Join them; it only takes a minute:

Sign up
Join the Stack Overflow community to:
  1. Ask programming questions
  2. Answer and help your peers
  3. Get recognized for your expertise

I'm getting "Program stack overflow RESET" message while running my program. So I set added a counter to see how many times I'm recursively calling the main function in my program. Turns out that it is around 30,000 times and the data I'm stacking are lists of length around 10 elements, which I think are not so many. My question is whether this amount of recursive call and memory usage are common or not, or is it more likely that I'm doing something wrong? I checked the resource manager of vista and found the memory only grew for like 1MB for lisp.exe process. And how do I adjust the stack overflow limit of CLisp?

share|improve this question

Note that if you do tail calls and compile your function(s) there will be no limit at all.

share|improve this answer

1 MB seems to be the default stack size on Windows. I do not know if it is possible to change it without relinking the program, but in any case I would recommend either converting the program to tail-recursive form and using the CLisp byte compiler, which will optimize it away, or just converting it to iterative form. While many Common Lisp compilers do implement tail call optimization, the standard does not require it, so unbounded recursion should not be used.
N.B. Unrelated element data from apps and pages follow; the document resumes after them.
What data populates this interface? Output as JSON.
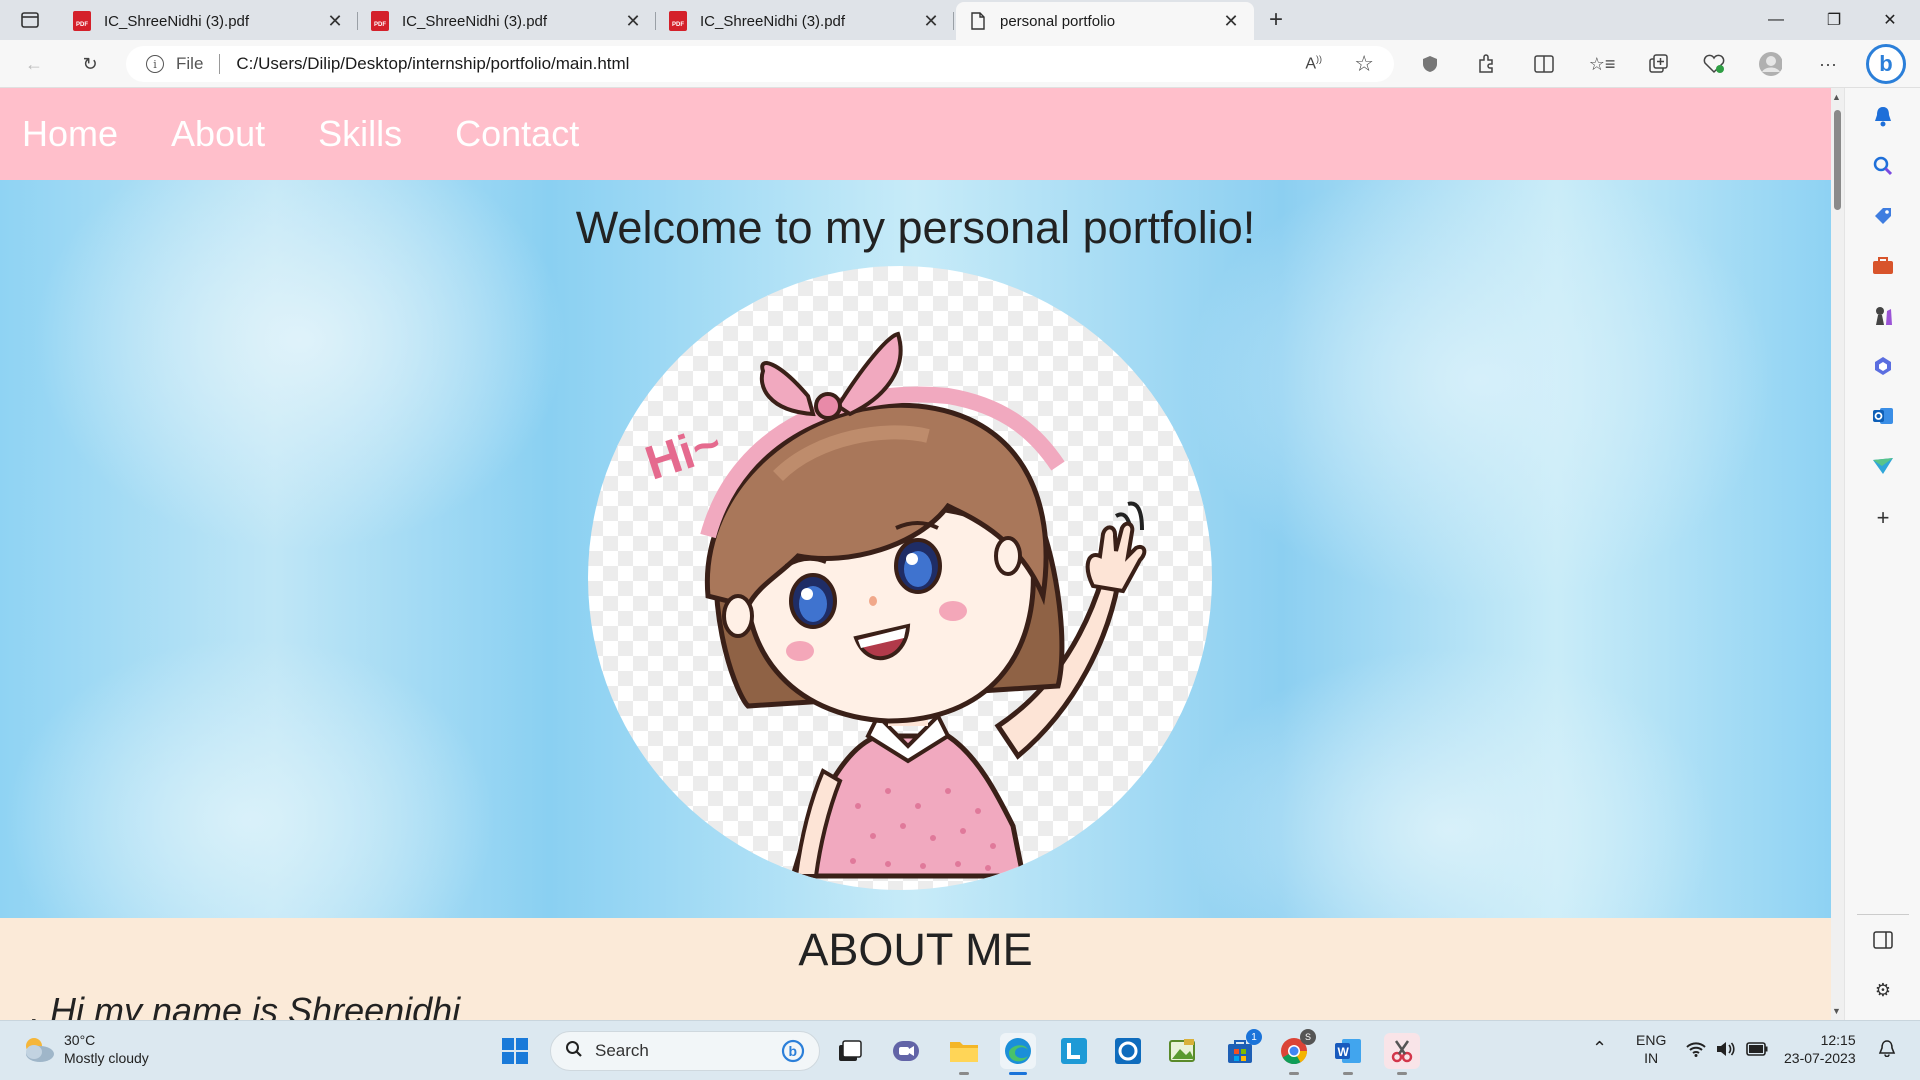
{
  "browser": {
    "tabs": [
      {
        "title": "IC_ShreeNidhi (3).pdf",
        "icon": "pdf-icon",
        "active": false
      },
      {
        "title": "IC_ShreeNidhi (3).pdf",
        "icon": "pdf-icon",
        "active": false
      },
      {
        "title": "IC_ShreeNidhi (3).pdf",
        "icon": "pdf-icon",
        "active": false
      },
      {
        "title": "personal portfolio",
        "icon": "page-icon",
        "active": true
      }
    ],
    "address": {
      "scheme_label": "File",
      "url": "C:/Users/Dilip/Desktop/internship/portfolio/main.html"
    },
    "pdf_badge": "PDF"
  },
  "page": {
    "nav": [
      "Home",
      "About",
      "Skills",
      "Contact"
    ],
    "hero_title": "Welcome to my personal portfolio!",
    "avatar_greeting": "Hi~",
    "about_title": "ABOUT ME",
    "about_text": ". Hi my name is Shreenidhi"
  },
  "colors": {
    "nav_bg": "#ffbfcb",
    "about_bg": "#fbead8",
    "hero_bg": "#8fd3f3"
  },
  "taskbar": {
    "weather_temp": "30°C",
    "weather_desc": "Mostly cloudy",
    "search_placeholder": "Search",
    "store_badge": "1",
    "chrome_badge": "S",
    "lang_top": "ENG",
    "lang_bottom": "IN",
    "time": "12:15",
    "date": "23-07-2023"
  }
}
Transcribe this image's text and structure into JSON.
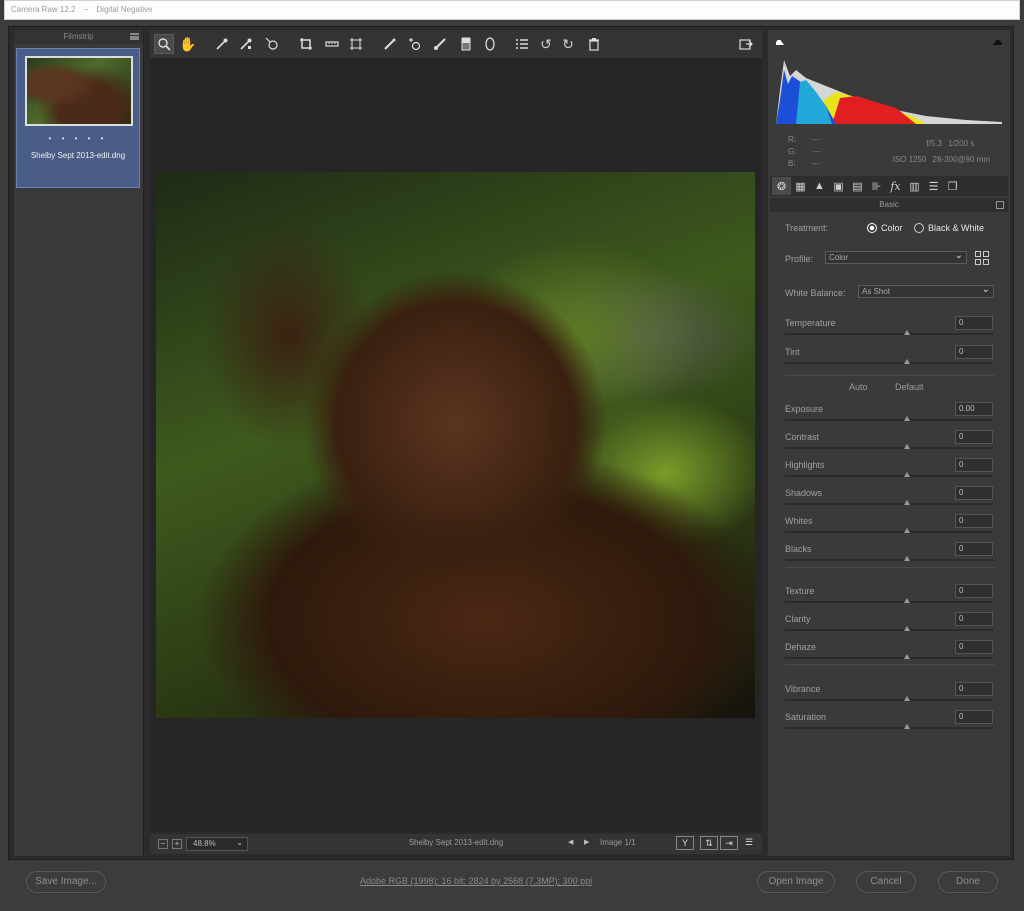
{
  "window": {
    "title": "Camera Raw 12.2",
    "subtitle": "Digital Negative"
  },
  "filmstrip": {
    "title": "Filmstrip",
    "items": [
      {
        "name": "Shelby Sept 2013-edit.dng",
        "stars": "• • • • •"
      }
    ]
  },
  "toolbar": {
    "tools": [
      "zoom-icon",
      "hand-icon",
      "white-balance-icon",
      "color-sampler-icon",
      "targeted-adjustment-icon",
      "crop-icon",
      "straighten-icon",
      "transform-icon",
      "spot-removal-icon",
      "red-eye-icon",
      "adjustment-brush-icon",
      "graduated-filter-icon",
      "radial-filter-icon",
      "preferences-icon",
      "rotate-left-icon",
      "rotate-right-icon",
      "trash-icon"
    ],
    "fullscreen": "fullscreen-icon"
  },
  "status": {
    "zoom": "48.8%",
    "filename": "Shelby Sept 2013-edit.dng",
    "image_count": "Image 1/1"
  },
  "info": {
    "r_label": "R:",
    "g_label": "G:",
    "b_label": "B:",
    "r": "---",
    "g": "---",
    "b": "---",
    "aperture": "f/5.3",
    "shutter": "1/200 s",
    "iso": "ISO 1250",
    "lens": "28-300@90 mm"
  },
  "panel": {
    "tabs": [
      "basic-icon",
      "tone-curve-icon",
      "detail-icon",
      "hsl-icon",
      "split-toning-icon",
      "lens-corrections-icon",
      "effects-icon",
      "camera-calibration-icon",
      "presets-icon",
      "snapshots-icon"
    ],
    "section_title": "Basic",
    "treatment_label": "Treatment:",
    "treatment_options": [
      "Color",
      "Black & White"
    ],
    "treatment_selected": "Color",
    "profile_label": "Profile:",
    "profile_value": "Color",
    "wb_label": "White Balance:",
    "wb_value": "As Shot",
    "auto": "Auto",
    "default": "Default",
    "sliders": [
      {
        "label": "Temperature",
        "value": "0"
      },
      {
        "label": "Tint",
        "value": "0"
      },
      {
        "label": "Exposure",
        "value": "0.00"
      },
      {
        "label": "Contrast",
        "value": "0"
      },
      {
        "label": "Highlights",
        "value": "0"
      },
      {
        "label": "Shadows",
        "value": "0"
      },
      {
        "label": "Whites",
        "value": "0"
      },
      {
        "label": "Blacks",
        "value": "0"
      },
      {
        "label": "Texture",
        "value": "0"
      },
      {
        "label": "Clarity",
        "value": "0"
      },
      {
        "label": "Dehaze",
        "value": "0"
      },
      {
        "label": "Vibrance",
        "value": "0"
      },
      {
        "label": "Saturation",
        "value": "0"
      }
    ]
  },
  "footer": {
    "save": "Save Image...",
    "info": "Adobe RGB (1998); 16 bit; 2824 by 2568 (7.3MP); 300 ppi",
    "open": "Open Image",
    "cancel": "Cancel",
    "done": "Done"
  },
  "colors": {
    "accent": "#4a5d87",
    "panel": "#3a3a3a",
    "canvas": "#262626"
  }
}
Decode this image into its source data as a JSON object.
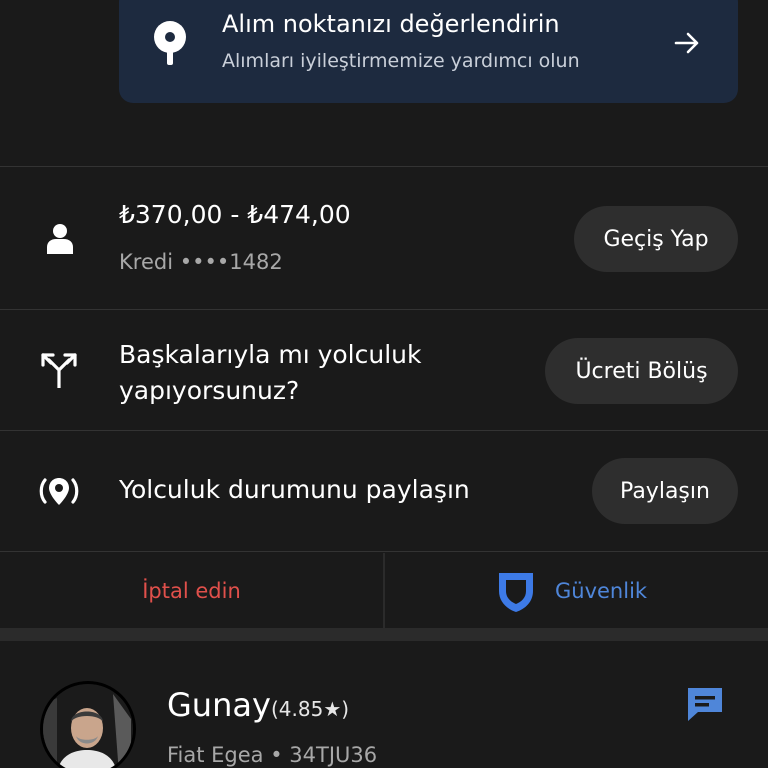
{
  "pickup_banner": {
    "title": "Alım noktanızı değerlendirin",
    "subtitle": "Alımları iyileştirmemize yardımcı olun",
    "icon": "location-pin-icon",
    "arrow_icon": "arrow-right-icon"
  },
  "fare": {
    "amount": "₺370,00 - ₺474,00",
    "payment_method": "Kredi ••••1482",
    "switch_label": "Geçiş Yap",
    "icon": "person-icon"
  },
  "split_fare": {
    "question": "Başkalarıyla mı yolculuk yapıyorsunuz?",
    "button_label": "Ücreti Bölüş",
    "icon": "split-arrows-icon"
  },
  "share_status": {
    "text": "Yolculuk durumunu paylaşın",
    "button_label": "Paylaşın",
    "icon": "broadcast-location-icon"
  },
  "actions": {
    "cancel_label": "İptal edin",
    "safety_label": "Güvenlik",
    "cancel_color": "#e0504b",
    "safety_color": "#4f86d9"
  },
  "driver": {
    "name": "Gunay",
    "rating": "(4.85★)",
    "car": "Fiat Egea • 34TJU36",
    "chat_icon": "chat-icon"
  },
  "colors": {
    "background": "#1a1a1a",
    "banner_bg": "#1d2a3f",
    "pill_bg": "#2e2e2e",
    "accent_blue": "#4f86d9"
  }
}
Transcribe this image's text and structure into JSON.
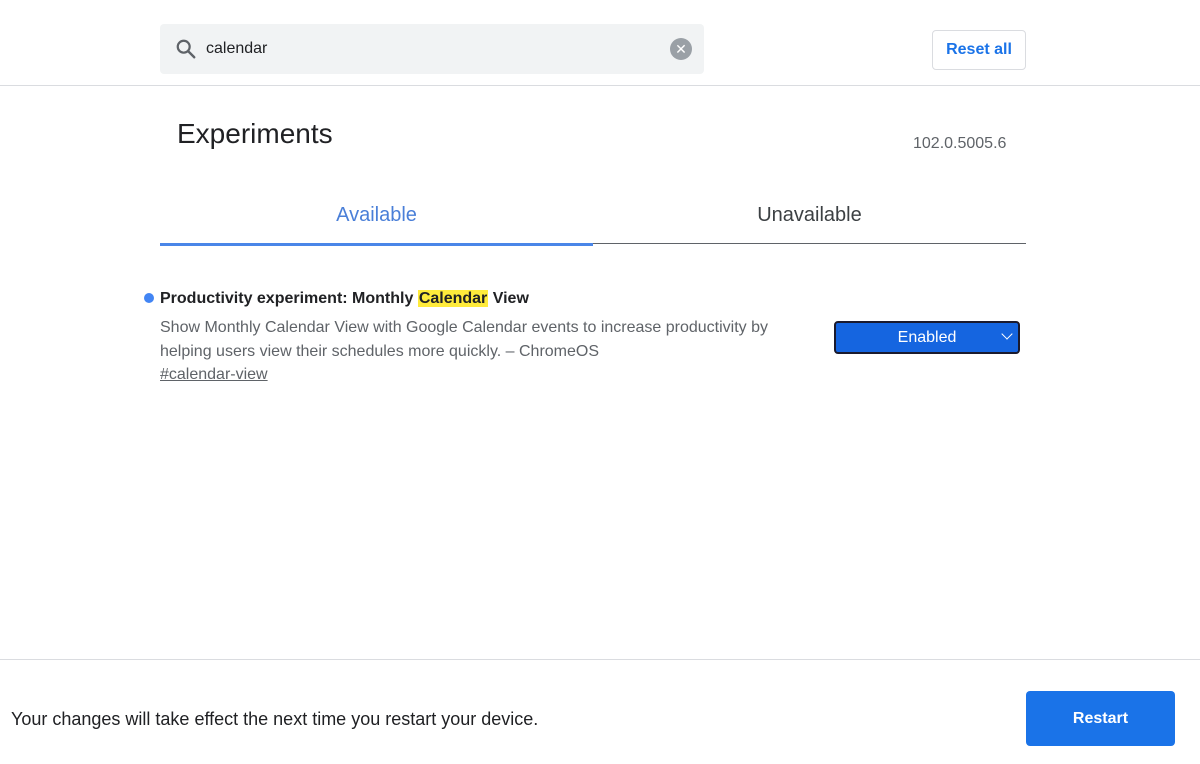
{
  "search": {
    "value": "calendar"
  },
  "header": {
    "reset_label": "Reset all"
  },
  "title": "Experiments",
  "version": "102.0.5005.6",
  "tabs": [
    {
      "label": "Available",
      "active": true
    },
    {
      "label": "Unavailable",
      "active": false
    }
  ],
  "experiment": {
    "title_before": "Productivity experiment: Monthly ",
    "title_highlight": "Calendar",
    "title_after": " View",
    "description": "Show Monthly Calendar View with Google Calendar events to increase productivity by helping users view their schedules more quickly. – ChromeOS",
    "link": "#calendar-view",
    "selected_option": "Enabled"
  },
  "footer": {
    "message": "Your changes will take effect the next time you restart your device.",
    "restart_label": "Restart"
  },
  "colors": {
    "accent": "#1a73e8",
    "highlight": "#ffeb3b",
    "select_bg": "#1565e0"
  }
}
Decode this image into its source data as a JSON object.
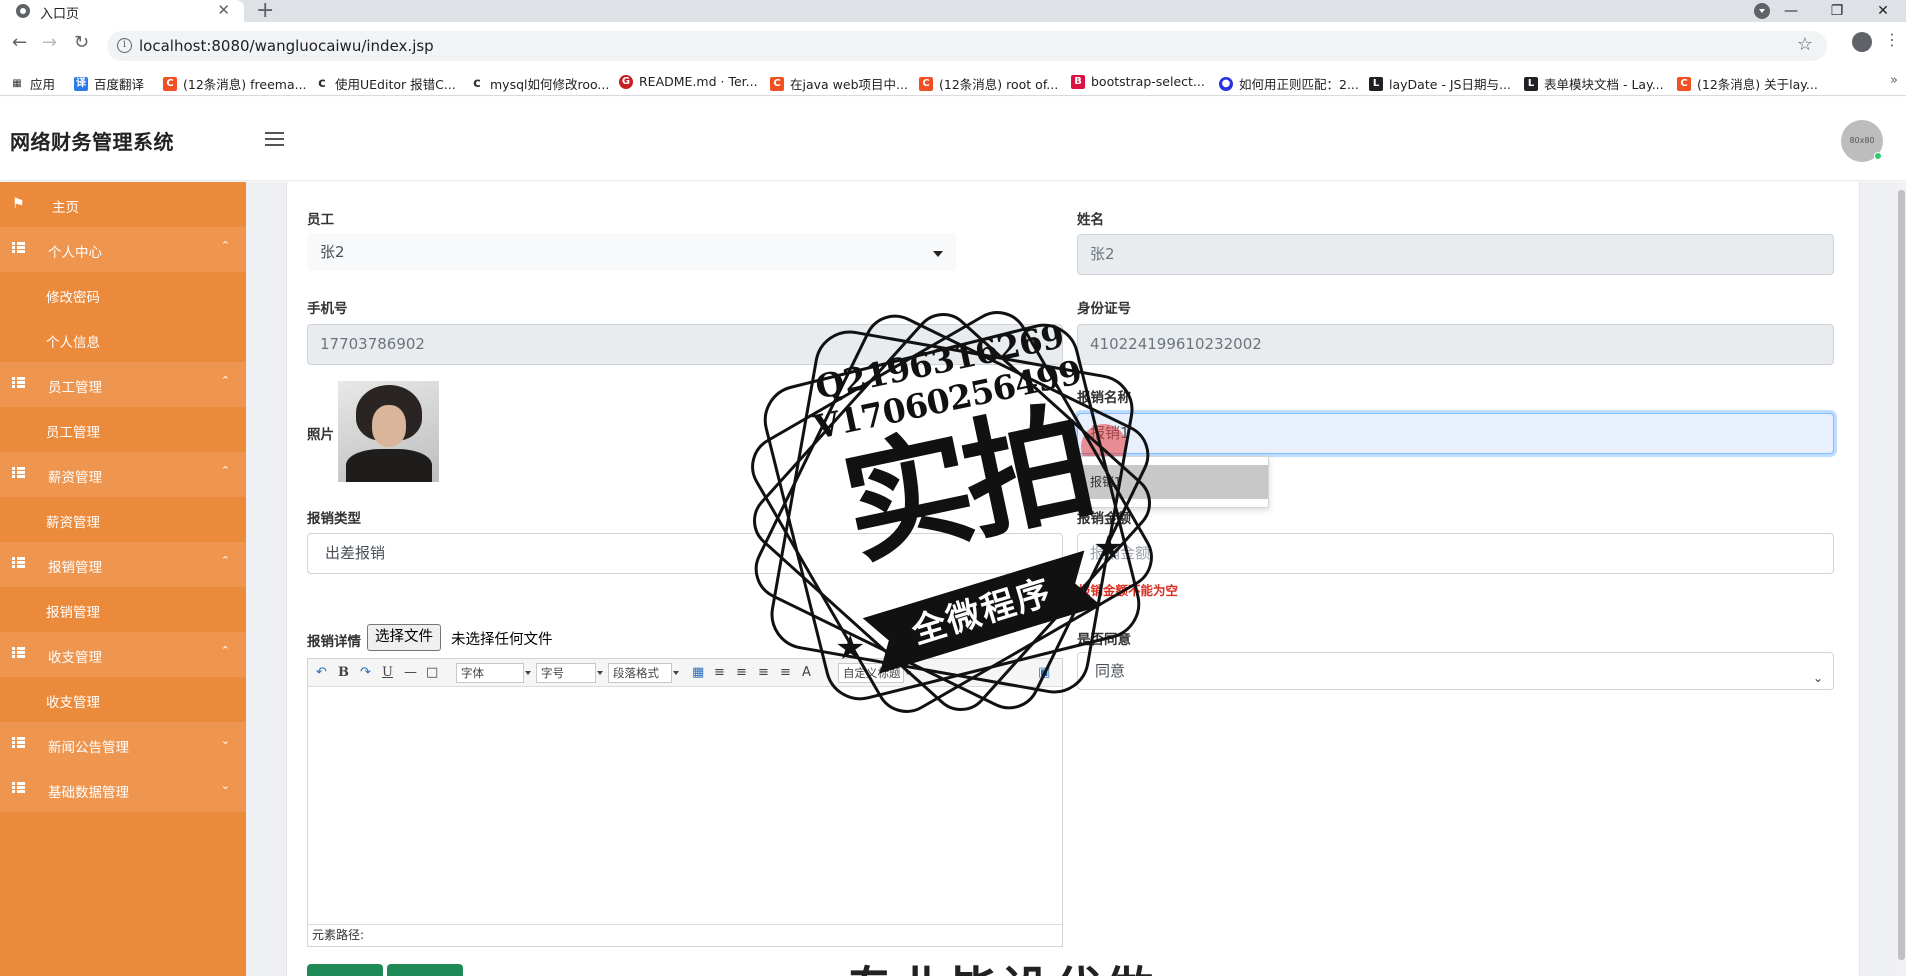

share|improve this answer

I'm no expert on CLisp, but 30.000 calls for lists of 10 elements sound like most probably you created an infinite loop somewhere.

share|improve this answer
This is better left as a comment. There are many applications in a functional-like language where this would make the most sense. – San Jacinto Oct 25 '09 at 21:06
Thanks for your advice. Since I was doing a search of some permutations of that reducing 10! to 30000 is acceptable. – Simon Oct 27 '09 at 3:38

Your Answer


By posting your answer, you agree to the privacy policy and terms of service.

Not the answer you're looking for? Browse other questions tagged or ask your own question.